- WHAT IS BEING ASKED -
Retype the data below exactly; skip every image.

- DATA RECORDS -

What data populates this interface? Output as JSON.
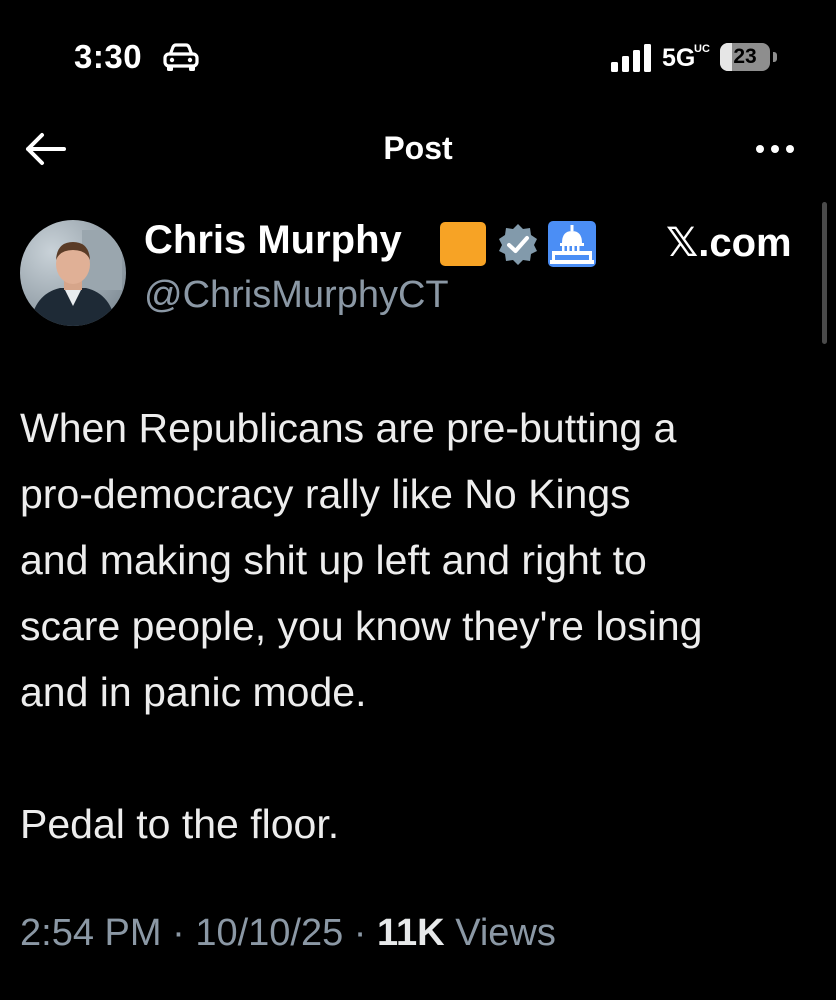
{
  "status_bar": {
    "time": "3:30",
    "network": "5G",
    "network_sub": "UC",
    "battery_percent": "23",
    "battery_level": 0.23,
    "icons": [
      "car-icon",
      "signal-icon"
    ]
  },
  "header": {
    "title": "Post",
    "icons": [
      "back-arrow-icon",
      "more-icon"
    ]
  },
  "author": {
    "name": "Chris Murphy",
    "handle": "@ChrisMurphyCT",
    "badges": [
      "orange-square",
      "verified-icon",
      "capitol-icon"
    ]
  },
  "source_label": "𝕏.com",
  "post": {
    "lines": [
      "When Republicans are pre-butting a",
      "pro-democracy rally like No Kings",
      "and making shit up left and right to",
      "scare people, you know they're losing",
      "and in panic mode."
    ],
    "closing": "Pedal to the floor."
  },
  "meta": {
    "time": "2:54 PM",
    "separator": "·",
    "date": "10/10/25",
    "views_count": "11K",
    "views_label": "Views"
  },
  "colors": {
    "background": "#000000",
    "text": "#e7e9ea",
    "secondary_text": "#8b98a5",
    "verified_badge": "#829aab",
    "orange_badge": "#f7a325",
    "capitol_badge": "#4b8ef5"
  }
}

- RESULT BELOW -
What data populates this interface? Output as JSON.
{
  "status_bar": {
    "time": "3:30",
    "network": "5G",
    "network_sub": "UC",
    "battery_percent": "23",
    "battery_level": 0.23,
    "icons": [
      "car-icon",
      "signal-icon"
    ]
  },
  "header": {
    "title": "Post",
    "icons": [
      "back-arrow-icon",
      "more-icon"
    ]
  },
  "author": {
    "name": "Chris Murphy",
    "handle": "@ChrisMurphyCT",
    "badges": [
      "orange-square",
      "verified-icon",
      "capitol-icon"
    ]
  },
  "source_label": "𝕏.com",
  "post": {
    "lines": [
      "When Republicans are pre-butting a",
      "pro-democracy rally like No Kings",
      "and making shit up left and right to",
      "scare people, you know they're losing",
      "and in panic mode."
    ],
    "closing": "Pedal to the floor."
  },
  "meta": {
    "time": "2:54 PM",
    "separator": "·",
    "date": "10/10/25",
    "views_count": "11K",
    "views_label": "Views"
  },
  "colors": {
    "background": "#000000",
    "text": "#e7e9ea",
    "secondary_text": "#8b98a5",
    "verified_badge": "#829aab",
    "orange_badge": "#f7a325",
    "capitol_badge": "#4b8ef5"
  }
}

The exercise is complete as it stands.